quantity of a commodity supplied at various prices
during a given period. There are two types of supply
schedules. They are :-
1) The individual seller`s supply schedule and
2) The market supply schedule.
The Individual Supply Schedule
An individual supply schedule refers to the table
representing the different quantities of a commodity
offered for supply by an individual seller at alternative
Price of commodity X Quantity supplied of
The Market Supply Schedule
The price-quantity relationship of a commodity in the
market is expressed in terms of the market supply
schedule. A market supply is the aggregate supply
schedule of all the sellers or producers in the market.
It refers to the total quantities of a given commodity
which the sellers in the market are willing to offer for
sale at various prices. Thus, the market supply
schedule is derived as the sum total of the individual
supply schedules of every seller in the market.
Price Producer A Producer B Producer C Total or
10 3 2 1 6
12 7 5 4 16
14 10 7 6 23
16 15 12 10 37
18 20 15 12 47
The law of supply states that when the other
factors remains the same, the quantity
supply increases with the rise in price and
decrease with the fall in price .thus quantity
supplied by the producer is directly
proportional to the price . The relation
between price and supply is positive .this
relation exist only when there is no change
Law of Supply
As the price of a good increases, the quantity supplied
of that good increases.
As the price of a good decreases, the quantity supplied
of that good decreases.
Does this sound familiar???
Compare the Law of Supply with the Law of
Discuss with your partner the similarities and
differences of the two laws.
• Law of Demand, an inverse relationship between price
and quantity demanded.
• Law of Supply, a direct relationship between price and
Supply Schedules and Supply Curves
Price Quantity Supplied
Typical supply curve: Upward Sloping—a direct relationship
At least two assumptions are necessary for the
validity of the standard model: first, that supply
and demand are independent; and second, that
supply is "constrained by a fixed resource" Sraffa's
critique focused on the inconsistency (except in
implausible circumstances) of partial equilibrium
analysis and the rationale for the upward slope of
the supply curve in a market for a produced
Aggregate excess demand in a market is
the difference between the quantity
demanded and the quantity supplied as a
function of price. In the model with an
upward-sloping supply curve and
downward-sloping demand curve, the

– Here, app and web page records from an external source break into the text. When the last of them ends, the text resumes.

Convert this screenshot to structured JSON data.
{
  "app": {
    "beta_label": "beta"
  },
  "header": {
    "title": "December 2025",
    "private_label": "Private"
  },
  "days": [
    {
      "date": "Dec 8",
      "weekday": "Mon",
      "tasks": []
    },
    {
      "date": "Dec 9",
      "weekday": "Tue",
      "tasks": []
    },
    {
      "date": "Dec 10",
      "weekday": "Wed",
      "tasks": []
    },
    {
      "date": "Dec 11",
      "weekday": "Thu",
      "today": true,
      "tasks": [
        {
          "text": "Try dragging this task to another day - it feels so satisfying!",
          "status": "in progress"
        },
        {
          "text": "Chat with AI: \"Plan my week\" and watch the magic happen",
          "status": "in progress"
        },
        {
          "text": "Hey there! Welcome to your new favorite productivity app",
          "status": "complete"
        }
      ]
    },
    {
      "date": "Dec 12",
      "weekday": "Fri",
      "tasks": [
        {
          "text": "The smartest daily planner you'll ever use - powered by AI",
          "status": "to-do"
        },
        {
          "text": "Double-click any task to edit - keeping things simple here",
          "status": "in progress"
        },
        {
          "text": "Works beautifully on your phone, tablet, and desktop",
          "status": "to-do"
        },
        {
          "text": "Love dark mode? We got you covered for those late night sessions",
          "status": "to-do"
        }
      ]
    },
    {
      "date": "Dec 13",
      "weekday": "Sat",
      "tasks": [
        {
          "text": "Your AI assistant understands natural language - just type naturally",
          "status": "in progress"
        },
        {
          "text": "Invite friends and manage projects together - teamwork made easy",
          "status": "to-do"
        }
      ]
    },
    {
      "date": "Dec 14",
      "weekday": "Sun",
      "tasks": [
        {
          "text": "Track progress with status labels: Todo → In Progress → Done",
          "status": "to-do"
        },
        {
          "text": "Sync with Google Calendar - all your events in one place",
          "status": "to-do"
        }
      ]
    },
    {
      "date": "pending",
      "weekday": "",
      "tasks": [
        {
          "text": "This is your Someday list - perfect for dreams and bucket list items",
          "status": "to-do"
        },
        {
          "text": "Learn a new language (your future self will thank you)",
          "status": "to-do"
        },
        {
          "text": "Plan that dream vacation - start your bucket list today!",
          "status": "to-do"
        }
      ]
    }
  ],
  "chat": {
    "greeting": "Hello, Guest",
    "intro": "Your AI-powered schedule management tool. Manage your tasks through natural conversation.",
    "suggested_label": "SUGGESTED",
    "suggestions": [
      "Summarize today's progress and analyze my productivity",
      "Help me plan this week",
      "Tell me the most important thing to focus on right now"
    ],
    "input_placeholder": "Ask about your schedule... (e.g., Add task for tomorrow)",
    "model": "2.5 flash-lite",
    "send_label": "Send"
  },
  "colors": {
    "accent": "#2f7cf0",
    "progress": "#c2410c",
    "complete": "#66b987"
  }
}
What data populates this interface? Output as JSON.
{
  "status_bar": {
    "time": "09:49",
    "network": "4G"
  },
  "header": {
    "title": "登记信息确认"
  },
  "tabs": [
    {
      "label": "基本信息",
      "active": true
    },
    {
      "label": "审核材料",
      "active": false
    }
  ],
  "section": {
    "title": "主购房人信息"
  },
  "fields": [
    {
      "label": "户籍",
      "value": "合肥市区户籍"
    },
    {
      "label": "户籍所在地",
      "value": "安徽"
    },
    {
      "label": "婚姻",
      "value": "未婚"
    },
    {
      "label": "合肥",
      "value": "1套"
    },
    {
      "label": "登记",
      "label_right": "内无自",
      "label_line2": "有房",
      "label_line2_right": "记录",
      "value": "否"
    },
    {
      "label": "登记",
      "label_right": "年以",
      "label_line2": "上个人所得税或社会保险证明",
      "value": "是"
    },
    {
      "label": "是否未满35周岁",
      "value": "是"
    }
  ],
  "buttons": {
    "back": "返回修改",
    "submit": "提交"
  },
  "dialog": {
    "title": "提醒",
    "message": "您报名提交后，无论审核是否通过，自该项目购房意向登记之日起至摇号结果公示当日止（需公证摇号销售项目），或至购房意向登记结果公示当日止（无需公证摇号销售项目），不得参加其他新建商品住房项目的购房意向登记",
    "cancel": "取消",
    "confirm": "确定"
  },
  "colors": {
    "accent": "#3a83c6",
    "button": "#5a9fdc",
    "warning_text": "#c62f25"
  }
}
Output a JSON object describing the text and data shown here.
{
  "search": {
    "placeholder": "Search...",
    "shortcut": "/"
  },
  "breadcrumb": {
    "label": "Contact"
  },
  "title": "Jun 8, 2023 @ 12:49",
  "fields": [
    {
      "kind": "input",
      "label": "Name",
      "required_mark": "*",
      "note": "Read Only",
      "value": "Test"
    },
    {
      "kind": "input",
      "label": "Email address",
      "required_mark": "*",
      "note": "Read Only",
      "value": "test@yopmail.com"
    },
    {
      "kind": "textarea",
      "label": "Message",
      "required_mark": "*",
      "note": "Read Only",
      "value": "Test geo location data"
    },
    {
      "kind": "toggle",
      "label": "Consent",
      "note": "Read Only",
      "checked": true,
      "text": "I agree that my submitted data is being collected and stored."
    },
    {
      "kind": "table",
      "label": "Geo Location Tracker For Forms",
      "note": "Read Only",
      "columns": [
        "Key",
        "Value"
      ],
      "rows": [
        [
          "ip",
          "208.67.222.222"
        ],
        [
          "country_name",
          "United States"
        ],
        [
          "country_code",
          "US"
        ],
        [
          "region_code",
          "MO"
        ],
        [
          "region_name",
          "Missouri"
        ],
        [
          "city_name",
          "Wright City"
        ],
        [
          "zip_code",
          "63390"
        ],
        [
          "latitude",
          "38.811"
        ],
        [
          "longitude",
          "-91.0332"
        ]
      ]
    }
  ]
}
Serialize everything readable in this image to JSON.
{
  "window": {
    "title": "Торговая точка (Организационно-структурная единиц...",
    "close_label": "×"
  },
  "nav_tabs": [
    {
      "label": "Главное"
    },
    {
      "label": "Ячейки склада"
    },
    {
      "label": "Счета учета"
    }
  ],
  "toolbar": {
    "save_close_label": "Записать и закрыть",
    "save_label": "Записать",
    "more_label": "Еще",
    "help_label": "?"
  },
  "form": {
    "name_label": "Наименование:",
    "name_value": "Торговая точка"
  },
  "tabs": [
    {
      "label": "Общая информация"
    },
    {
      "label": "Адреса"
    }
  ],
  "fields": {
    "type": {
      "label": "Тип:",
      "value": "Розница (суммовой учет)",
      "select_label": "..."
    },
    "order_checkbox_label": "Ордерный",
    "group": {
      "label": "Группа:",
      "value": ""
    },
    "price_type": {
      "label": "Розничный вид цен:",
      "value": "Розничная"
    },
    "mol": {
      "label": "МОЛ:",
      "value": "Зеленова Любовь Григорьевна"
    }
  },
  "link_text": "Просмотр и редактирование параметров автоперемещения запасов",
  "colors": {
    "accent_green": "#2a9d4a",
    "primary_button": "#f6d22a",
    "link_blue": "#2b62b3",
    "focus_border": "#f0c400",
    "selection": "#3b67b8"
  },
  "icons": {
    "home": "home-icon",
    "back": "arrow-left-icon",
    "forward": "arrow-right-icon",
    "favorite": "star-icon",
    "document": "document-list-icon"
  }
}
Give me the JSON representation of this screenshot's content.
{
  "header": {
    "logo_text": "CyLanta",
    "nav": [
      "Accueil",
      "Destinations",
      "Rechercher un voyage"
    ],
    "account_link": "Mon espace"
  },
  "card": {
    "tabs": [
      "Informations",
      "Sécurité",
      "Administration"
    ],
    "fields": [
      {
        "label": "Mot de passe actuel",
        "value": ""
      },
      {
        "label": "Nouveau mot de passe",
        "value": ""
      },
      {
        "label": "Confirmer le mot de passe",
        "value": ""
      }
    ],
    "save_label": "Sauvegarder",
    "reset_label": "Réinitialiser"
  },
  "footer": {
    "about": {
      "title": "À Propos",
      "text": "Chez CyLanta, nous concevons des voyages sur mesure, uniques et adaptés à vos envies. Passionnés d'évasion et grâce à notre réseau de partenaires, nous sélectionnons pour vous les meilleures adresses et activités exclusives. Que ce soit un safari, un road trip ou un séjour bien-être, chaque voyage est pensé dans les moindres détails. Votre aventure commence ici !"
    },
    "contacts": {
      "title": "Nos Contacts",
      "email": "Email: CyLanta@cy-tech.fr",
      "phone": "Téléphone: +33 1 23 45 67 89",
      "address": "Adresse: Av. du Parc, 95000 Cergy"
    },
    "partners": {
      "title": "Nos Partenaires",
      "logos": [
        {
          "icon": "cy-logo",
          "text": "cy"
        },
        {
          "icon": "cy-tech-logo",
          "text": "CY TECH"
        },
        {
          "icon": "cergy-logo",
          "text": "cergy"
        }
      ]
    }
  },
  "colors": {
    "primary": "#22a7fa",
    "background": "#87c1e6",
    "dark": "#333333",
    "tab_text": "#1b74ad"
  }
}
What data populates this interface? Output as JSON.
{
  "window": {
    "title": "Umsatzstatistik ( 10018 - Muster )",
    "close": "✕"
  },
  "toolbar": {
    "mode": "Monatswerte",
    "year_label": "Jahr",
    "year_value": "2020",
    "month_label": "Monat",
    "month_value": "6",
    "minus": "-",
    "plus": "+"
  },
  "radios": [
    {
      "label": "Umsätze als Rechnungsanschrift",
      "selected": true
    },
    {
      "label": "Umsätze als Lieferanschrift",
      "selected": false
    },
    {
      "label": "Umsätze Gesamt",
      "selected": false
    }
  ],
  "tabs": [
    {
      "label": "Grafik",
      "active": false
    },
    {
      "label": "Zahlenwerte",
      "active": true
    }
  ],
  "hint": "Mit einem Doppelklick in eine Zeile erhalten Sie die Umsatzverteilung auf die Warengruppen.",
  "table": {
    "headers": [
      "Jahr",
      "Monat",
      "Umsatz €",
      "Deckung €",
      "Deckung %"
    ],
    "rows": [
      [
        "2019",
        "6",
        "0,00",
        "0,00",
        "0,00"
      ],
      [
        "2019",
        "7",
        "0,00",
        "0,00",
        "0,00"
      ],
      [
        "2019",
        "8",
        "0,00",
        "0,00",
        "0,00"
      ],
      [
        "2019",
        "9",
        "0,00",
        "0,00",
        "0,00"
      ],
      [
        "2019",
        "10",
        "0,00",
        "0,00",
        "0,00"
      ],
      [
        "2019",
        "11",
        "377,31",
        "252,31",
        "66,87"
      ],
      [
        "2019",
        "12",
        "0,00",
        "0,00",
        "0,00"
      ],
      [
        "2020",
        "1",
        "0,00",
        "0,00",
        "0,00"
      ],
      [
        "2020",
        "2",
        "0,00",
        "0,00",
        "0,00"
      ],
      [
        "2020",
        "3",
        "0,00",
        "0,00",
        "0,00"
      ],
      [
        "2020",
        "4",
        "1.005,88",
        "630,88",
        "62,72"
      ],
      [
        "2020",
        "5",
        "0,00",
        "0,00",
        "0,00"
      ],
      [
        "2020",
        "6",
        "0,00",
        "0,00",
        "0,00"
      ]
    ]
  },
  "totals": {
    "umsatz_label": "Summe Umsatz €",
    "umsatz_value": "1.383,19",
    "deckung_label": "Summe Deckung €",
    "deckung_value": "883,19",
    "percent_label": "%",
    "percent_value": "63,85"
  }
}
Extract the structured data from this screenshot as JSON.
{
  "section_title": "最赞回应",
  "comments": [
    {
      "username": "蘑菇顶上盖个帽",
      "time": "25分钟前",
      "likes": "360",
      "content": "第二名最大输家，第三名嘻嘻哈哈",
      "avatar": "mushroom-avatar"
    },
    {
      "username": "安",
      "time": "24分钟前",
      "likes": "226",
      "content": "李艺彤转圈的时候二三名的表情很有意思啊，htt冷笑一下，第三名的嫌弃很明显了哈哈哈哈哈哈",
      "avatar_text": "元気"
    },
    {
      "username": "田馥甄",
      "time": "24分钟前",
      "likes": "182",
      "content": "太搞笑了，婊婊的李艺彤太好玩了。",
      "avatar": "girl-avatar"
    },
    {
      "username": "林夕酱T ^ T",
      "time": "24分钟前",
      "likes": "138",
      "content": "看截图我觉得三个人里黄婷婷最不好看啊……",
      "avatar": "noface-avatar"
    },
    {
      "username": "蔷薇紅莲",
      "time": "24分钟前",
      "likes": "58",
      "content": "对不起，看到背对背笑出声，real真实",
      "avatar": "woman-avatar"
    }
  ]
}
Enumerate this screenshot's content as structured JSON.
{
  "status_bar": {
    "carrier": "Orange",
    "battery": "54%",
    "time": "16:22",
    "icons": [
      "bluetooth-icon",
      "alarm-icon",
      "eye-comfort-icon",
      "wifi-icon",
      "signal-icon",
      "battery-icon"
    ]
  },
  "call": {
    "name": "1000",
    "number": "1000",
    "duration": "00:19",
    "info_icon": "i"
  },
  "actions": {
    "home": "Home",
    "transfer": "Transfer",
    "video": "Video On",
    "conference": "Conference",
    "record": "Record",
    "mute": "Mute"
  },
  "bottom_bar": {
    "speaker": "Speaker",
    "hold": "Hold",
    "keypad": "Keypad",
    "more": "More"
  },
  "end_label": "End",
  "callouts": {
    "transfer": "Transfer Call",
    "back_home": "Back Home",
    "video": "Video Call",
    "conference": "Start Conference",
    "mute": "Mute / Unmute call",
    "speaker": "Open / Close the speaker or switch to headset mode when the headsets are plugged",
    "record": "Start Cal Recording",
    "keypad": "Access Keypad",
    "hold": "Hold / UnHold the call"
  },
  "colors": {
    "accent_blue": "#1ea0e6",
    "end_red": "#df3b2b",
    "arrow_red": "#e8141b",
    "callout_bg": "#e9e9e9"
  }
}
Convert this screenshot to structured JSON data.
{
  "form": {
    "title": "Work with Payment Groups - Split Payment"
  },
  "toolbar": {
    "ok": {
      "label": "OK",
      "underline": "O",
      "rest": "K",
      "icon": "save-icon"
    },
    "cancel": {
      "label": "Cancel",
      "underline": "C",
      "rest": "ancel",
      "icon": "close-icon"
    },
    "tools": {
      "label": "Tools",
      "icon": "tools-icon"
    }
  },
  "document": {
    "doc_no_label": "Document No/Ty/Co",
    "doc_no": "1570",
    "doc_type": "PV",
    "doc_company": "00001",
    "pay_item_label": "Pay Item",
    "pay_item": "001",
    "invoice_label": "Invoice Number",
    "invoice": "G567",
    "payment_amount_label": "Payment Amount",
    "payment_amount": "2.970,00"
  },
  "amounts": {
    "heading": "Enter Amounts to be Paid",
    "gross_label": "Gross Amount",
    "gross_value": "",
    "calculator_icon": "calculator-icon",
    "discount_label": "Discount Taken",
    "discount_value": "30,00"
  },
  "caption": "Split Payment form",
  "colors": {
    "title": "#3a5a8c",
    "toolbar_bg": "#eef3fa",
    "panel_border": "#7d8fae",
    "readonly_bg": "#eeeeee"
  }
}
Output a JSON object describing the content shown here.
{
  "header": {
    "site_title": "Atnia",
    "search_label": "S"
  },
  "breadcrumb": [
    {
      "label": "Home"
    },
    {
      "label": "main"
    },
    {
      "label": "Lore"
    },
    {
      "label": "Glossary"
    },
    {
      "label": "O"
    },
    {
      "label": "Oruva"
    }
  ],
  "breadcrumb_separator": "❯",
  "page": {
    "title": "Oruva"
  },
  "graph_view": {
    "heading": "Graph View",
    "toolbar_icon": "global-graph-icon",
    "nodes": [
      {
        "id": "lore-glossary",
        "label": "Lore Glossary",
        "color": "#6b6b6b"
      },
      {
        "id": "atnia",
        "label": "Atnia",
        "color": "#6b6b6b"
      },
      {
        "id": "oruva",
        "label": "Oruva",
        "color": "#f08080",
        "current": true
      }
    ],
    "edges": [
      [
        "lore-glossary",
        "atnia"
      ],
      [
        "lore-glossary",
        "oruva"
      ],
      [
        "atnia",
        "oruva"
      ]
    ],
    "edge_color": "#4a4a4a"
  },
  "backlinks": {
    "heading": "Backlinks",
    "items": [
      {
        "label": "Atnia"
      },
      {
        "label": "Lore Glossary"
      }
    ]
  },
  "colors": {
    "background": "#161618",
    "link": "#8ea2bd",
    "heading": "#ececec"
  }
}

aggregate excess demand function only
intersects the axis at one point, namely, at
the point where the supply and demand
The model of prices being determined by supply and demand
assumes perfect competition.
"economists have no adequate model of how
individuals and firms adjust prices in a
competitive model. If all participants are
price-takers by definition, then the actor who
adjusts prices to eliminate excess demand is
Exhibit 1: Demand Schedule
& Demand Curve for Pizza
(a) Demand Schedule
Price per Quantity Demanded
Pizza per Week (millions)
a) $15 8
b) 12 14
c) 9 20
d) 6 26
e) 3 32
The demand schedule lists possible
prices, along with quantity
demanded at each price. The
demand curve at the right shows
each price / quantity combination
listed in the demand schedule as a
point on the demand curve.
(b) Demand Curve
8 14 20 26 32
Millions of Pizzas per week
Exhibit 3: Supply Schedule and Curve for Pizzas
12 16 20 24 28
Millions of pizzas per week
The supply curve and the supply
schedule both show quantities of
pizza supplied per week at various
prices by all the pizza makers in the
Price and quantity supplied are
directly, or positively, related:
producers offer more for sale at
higher prices than at lower ones:
Supply curve slopes upward
Price per Quantity Supplied
Pizza per Week (millions)
Exhibit 5: The Market for Pizza
Where supply and demand come together…